Growing Garlic

Jan F M A M J J A S O N Dec
                P P    

(Best months for growing Garlic in USA - Zone 5a regions)

P = Plant cloves

September: Garlic can overwinter. Cover with a good layer of mulch . In areas where frost persists into March/ April, expect to harvest your garlic in June/July.

October: Garlic can overwinter. Cover with a good layer of mulch . In areas where frost persists into March/ April, expect to harvest your garlic in June/July.

  • Easy to grow. Plant cloves. Best planted at soil temperatures between 10°C and 35°C. (Show °F/in)
  • Space plants: 10 - 12 cm apart
  • Harvest in 17-25 weeks.
  • Compatible with (can grow beside): Beets, Carrots, Cucumbers, Dill, Tomatoes, Parsnips
  • Avoid growing close to: Asparagus, Beans, Brassicas, Peas, Potatoes

Your comments and tips

12 Apr 20, geoffrey Neely (Australia - temperate climate)
Hi,my wife and i are first time growers of Russian garlic,my question is.we planted our garlic 2 weeks ago to the day so far only one seed has germinated.We soaked our garlic in seasol overnight prior to planting n a garden soil bought from local landscape supplier and mixed with natural occurring soil on our property.We watered the garlic in after planting and put a thin cover of sugarcane mulch over them, that first week only watered one more time the second week had 3-4 days of rain.Do you think there is a problem as only one shoot has penetrated the soil out of 630 planted,am i worrying about nothing will the rest of the cloves germinate in days or weeks to come should i keep watering should i not.thank you
29 Apr 20, Kys (Australia - temperate climate)
Hi, I've planted around 30 cloves of garlic, soaked them overnight too, I had some pop up in just over a week and some took 3-4weeks. This is my first time growing it too and my only advice would be to make sure the dirt is loose and maybe remove the sugarcane till they pop through I didn't bother with using sugar cane for mine
25 Apr 20, Robyn B (Australia - tropical climate)
Geoffrey, I’m a first time grower as well and had a problem with my Russians not sprouting (similar amount of time as you - I did the seasol as well). I’m transplanting them today as I found they didn’t have enough sun and the soil was very heavy and sandy. I had watched a YouTube clip that said they like daily water but well draining soil. Will keep you posted.
14 Apr 20, Anon (Australia - temperate climate)
I think it takes awhile for garlic to germinate. Probably more about the seasons changing - summer to autumn. It is only now just starting to become cooler. A reasonable watering 1-2 times a week depending on how hot it is and if the soil dries quick or not.
05 Apr 20, Roland Philip (Canada - Zone 2a Sub-Arctic climate)
Hey pal. In canada right now. Looking to relocate to Caribbean , will that be a tropical climate. Few pointers on growing garlic in Caribbean tropical climate. Soil type Amt. Of water Start date for planting Thank u regards
06 Apr 20, Anon (Australia - temperate climate)
I would suggest you look up tropical and sub-tropical climates in Australia or USA etc and check what they do there.
05 Apr 20, Anon (Australia - tropical climate)
You can try growing garlic in the tropics but it needs chilling in a fridge to get it ready to grow.
27 Mar 20, Frank Dart (Australia - arid climate)
I have only a small garden being in a unit, I have Zucchini, Capsicum,Tomatoes, Radish and Rhubarb in the bed will Garlic be compatible with them. Frank
29 Mar 20, Ruth (Australia - cool/mountain climate)
Gdday Frank! no problem, just don't plant any beans or peas near garlic, they don't like each other!!! happy gardening, stay healthy & happy!!
28 Mar 20, Anon (Australia - sub-tropical climate)
Go to garlic and read what is compatible with it and what is not.
Showing 21 - 30 of 691 comments

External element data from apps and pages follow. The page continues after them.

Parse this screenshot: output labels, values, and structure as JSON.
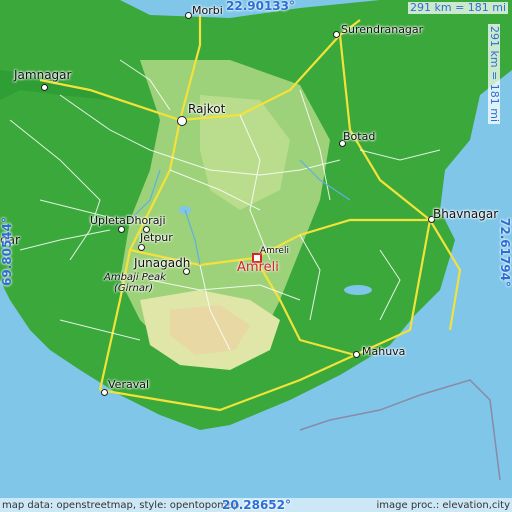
{
  "map": {
    "coords": {
      "top": "22.90133°",
      "bottom": "20.28652°",
      "left": "69.80544°",
      "right": "72.61794°"
    },
    "scale": {
      "horizontal": "291 km = 181 mi",
      "vertical": "291 km = 181 mi"
    },
    "footer": {
      "left": "map data: openstreetmap, style: opentopomap",
      "right": "image proc.: elevation,city"
    },
    "places": {
      "morbi": "Morbi",
      "surendranagar": "Surendranagar",
      "jamnagar": "Jamnagar",
      "rajkot": "Rajkot",
      "botad": "Botad",
      "upleta": "Upleta",
      "dhoraji": "Dhoraji",
      "jetpur": "Jetpur",
      "dar": "dar",
      "junagadh": "Junagadh",
      "amreli_small": "Amreli",
      "amreli_main": "Amreli",
      "bhavnagar": "Bhavnagar",
      "ambaji_peak": "Ambaji Peak",
      "girnar": "(Girnar)",
      "mahuva": "Mahuva",
      "veraval": "Veraval"
    },
    "colors": {
      "sea": "#7fc6e8",
      "lowland": "#3aa83a",
      "midland": "#9ed27a",
      "highland": "#dfe6a8",
      "road_major": "#f2e23a",
      "road_minor": "#ffffff",
      "highlight": "#d9232b",
      "coord_text": "#2b6fd6"
    }
  }
}
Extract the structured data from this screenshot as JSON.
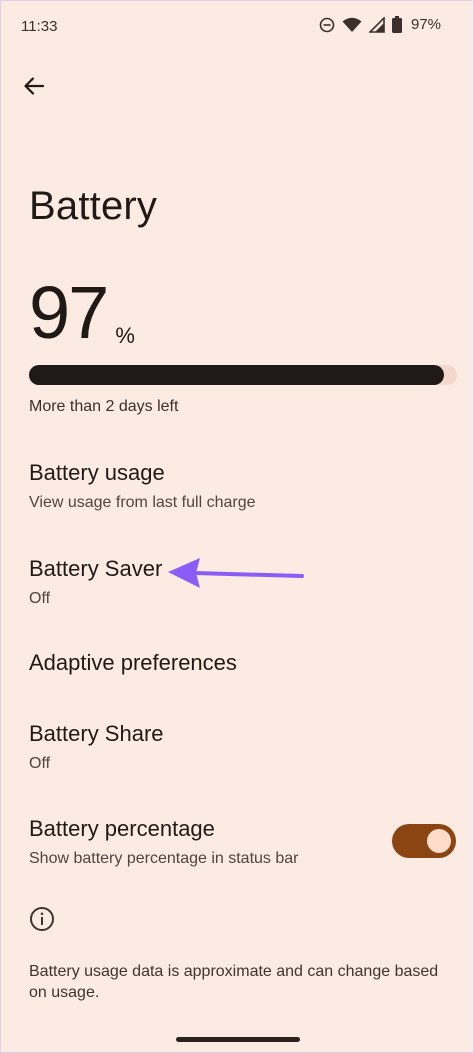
{
  "status_bar": {
    "time": "11:33",
    "battery_percent": "97%",
    "icons": [
      "do-not-disturb-icon",
      "wifi-icon",
      "cell-signal-icon",
      "battery-icon"
    ]
  },
  "header": {
    "back_icon": "arrow-left-icon",
    "title": "Battery"
  },
  "battery": {
    "level_value": "97",
    "level_unit": "%",
    "level_fraction": 0.97,
    "time_left": "More than 2 days left"
  },
  "settings": {
    "battery_usage": {
      "title": "Battery usage",
      "summary": "View usage from last full charge"
    },
    "battery_saver": {
      "title": "Battery Saver",
      "summary": "Off"
    },
    "adaptive_preferences": {
      "title": "Adaptive preferences"
    },
    "battery_share": {
      "title": "Battery Share",
      "summary": "Off"
    },
    "battery_percentage": {
      "title": "Battery percentage",
      "summary": "Show battery percentage in status bar",
      "enabled": true
    }
  },
  "footer": {
    "info_icon": "info-icon",
    "note": "Battery usage data is approximate and can change based on usage."
  },
  "colors": {
    "background": "#fcebe2",
    "toggle_on": "#8a4512",
    "annotation_arrow": "#8b5cf6"
  }
}
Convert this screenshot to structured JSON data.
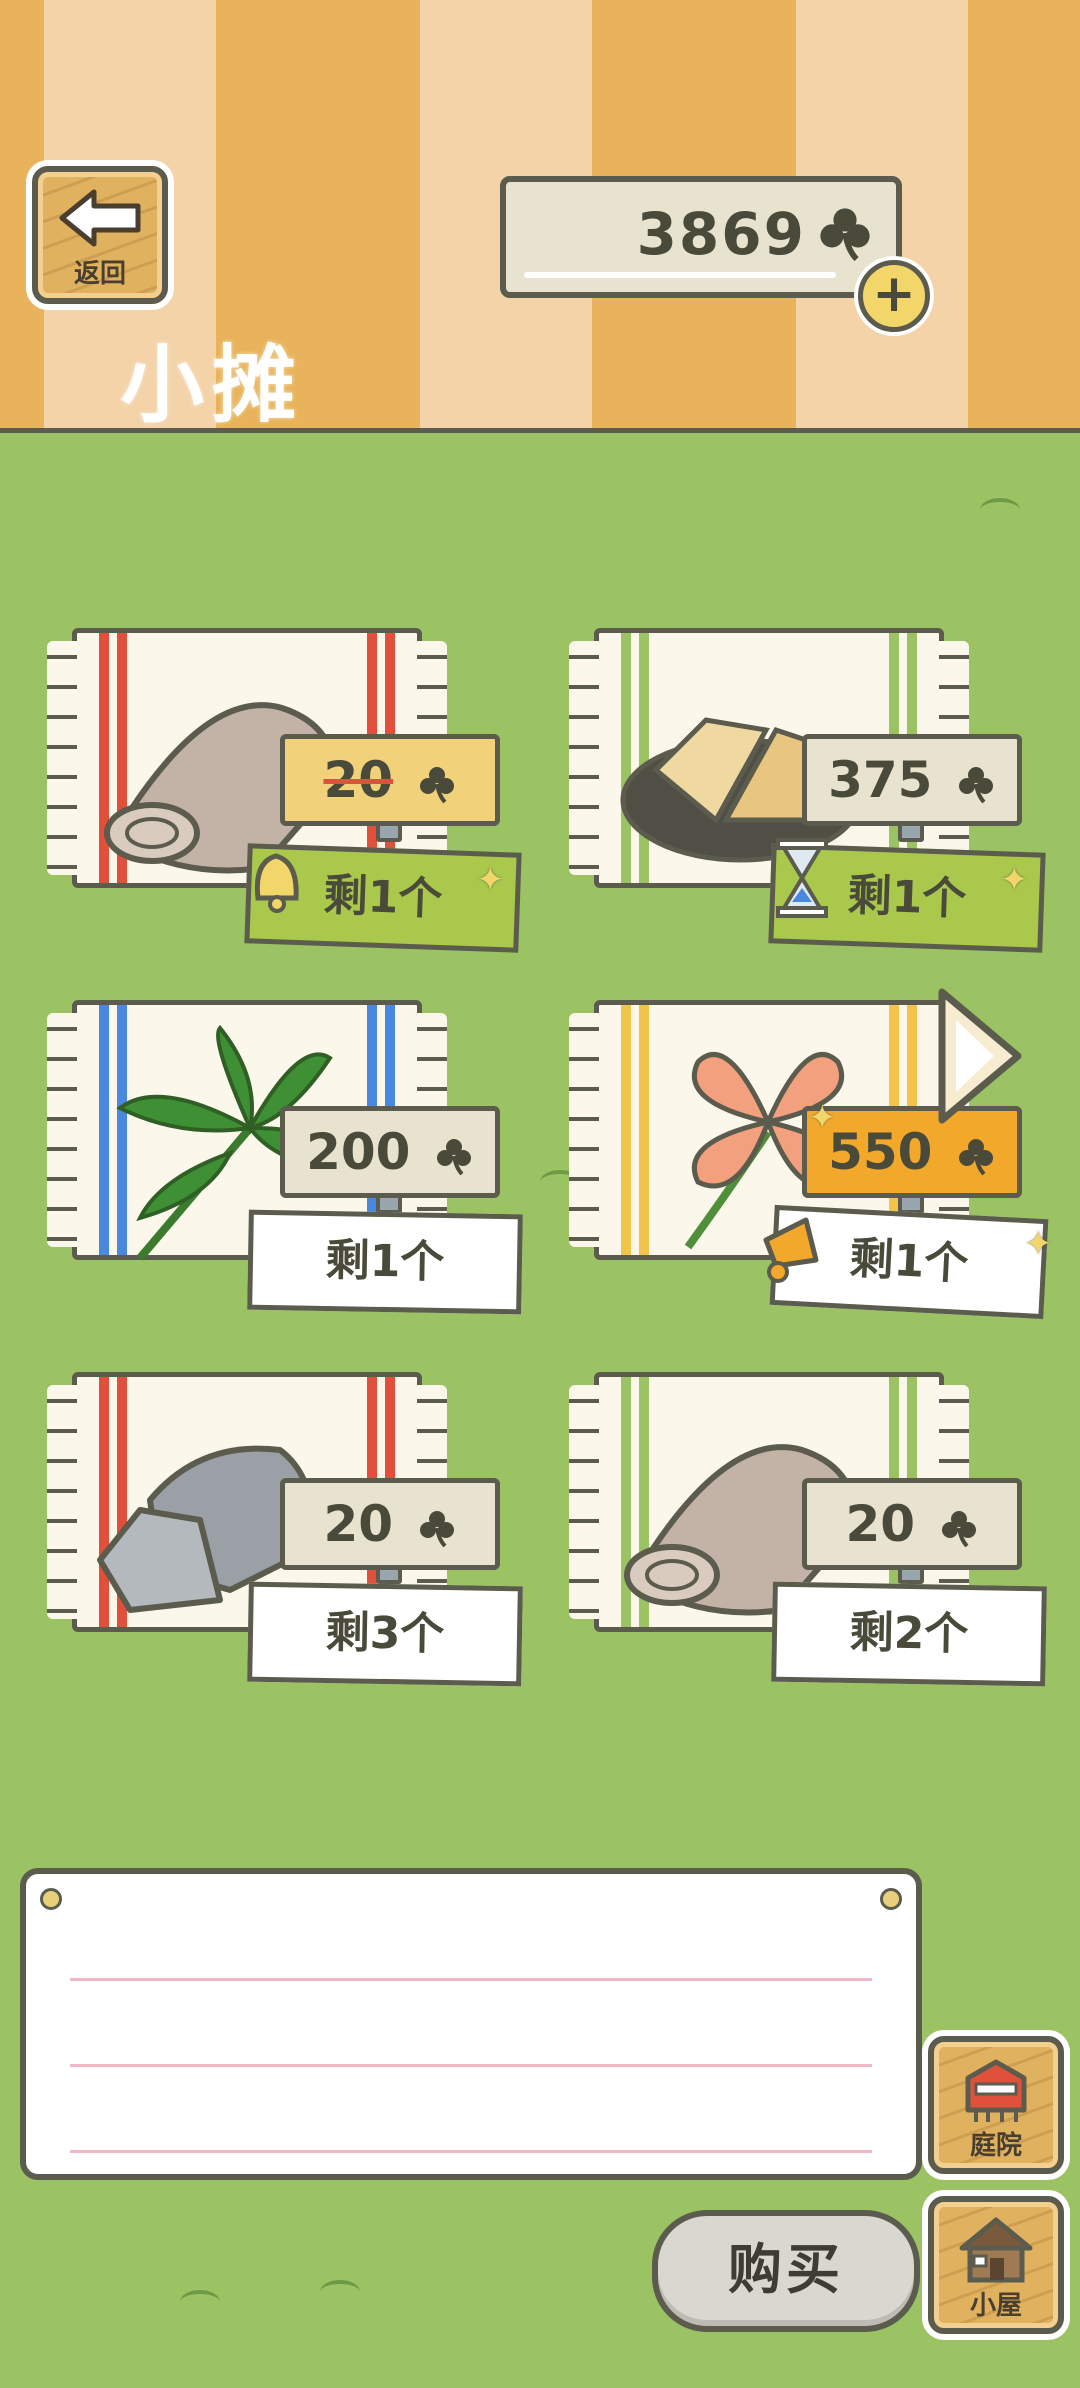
{
  "header": {
    "back_label": "返回",
    "title": "小摊",
    "coin_balance": "3869",
    "add_icon": "plus-icon",
    "currency_icon": "clover-icon"
  },
  "items": [
    {
      "name": "rolled cloth (beige)",
      "icon": "cloth-roll-icon",
      "price": "20",
      "on_sale": true,
      "stock_label": "剩1个",
      "badge_icon": "bell-icon",
      "cloth_stripe": "#e0503a",
      "stock_color": "#a9c84c"
    },
    {
      "name": "pie",
      "icon": "pie-plate-icon",
      "price": "375",
      "on_sale": false,
      "stock_label": "剩1个",
      "badge_icon": "hourglass-icon",
      "cloth_stripe": "#9bc263",
      "stock_color": "#a9c84c"
    },
    {
      "name": "leaf",
      "icon": "leaf-icon",
      "price": "200",
      "on_sale": false,
      "stock_label": "剩1个",
      "badge_icon": "",
      "cloth_stripe": "#4a88e0",
      "stock_color": "#ffffff"
    },
    {
      "name": "four-leaf clover",
      "icon": "four-leaf-clover-icon",
      "price": "550",
      "on_sale": false,
      "stock_label": "剩1个",
      "badge_icon": "megaphone-icon",
      "cloth_stripe": "#f2c44a",
      "stock_color": "#ffffff"
    },
    {
      "name": "rock",
      "icon": "rock-icon",
      "price": "20",
      "on_sale": false,
      "stock_label": "剩3个",
      "badge_icon": "",
      "cloth_stripe": "#e0503a",
      "stock_color": "#ffffff"
    },
    {
      "name": "rolled cloth",
      "icon": "cloth-roll-icon",
      "price": "20",
      "on_sale": false,
      "stock_label": "剩2个",
      "badge_icon": "",
      "cloth_stripe": "#9bc263",
      "stock_color": "#ffffff"
    }
  ],
  "nav": {
    "next_page_icon": "arrow-right-icon",
    "courtyard_label": "庭院",
    "house_label": "小屋",
    "buy_label": "购买"
  },
  "colors": {
    "grass": "#9bc263",
    "stripe_dark": "#e8b35a",
    "stripe_light": "#f4d3a8",
    "outline": "#5b5b4e"
  }
}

Go to garlic and read what is compatible with it and what is not.

- Anon

Please provide your email address if you are hoping for a reply

All comments are reviewed before displaying on the site, so your posting will not appear immediately

Gardenate App

Put Gardenate in your pocket. Get our app for iPhone, iPad or Android to add your own plants and record your plantings and harvests

Planting Reminders

Join our 60,000+ gardeners who already use Gardenate and subscribe to the free Gardenate planting reminders email newsletter.

Home | Vegetables and herbs to plant | Climate zones | About Gardenate | Contact us | Privacy Policy

This planting guide is a general reference intended for home gardeners. We recommend that you take into account your local conditions in making planting decisions. Gardenate is not a farming or commercial advisory service. For specific advice, please contact your local plant suppliers, gardening groups, or agricultural department. The information on this site is presented in good faith, but we take no responsibility as to the accuracy of the information provided.
We cannot help if you are overrun by giant slugs.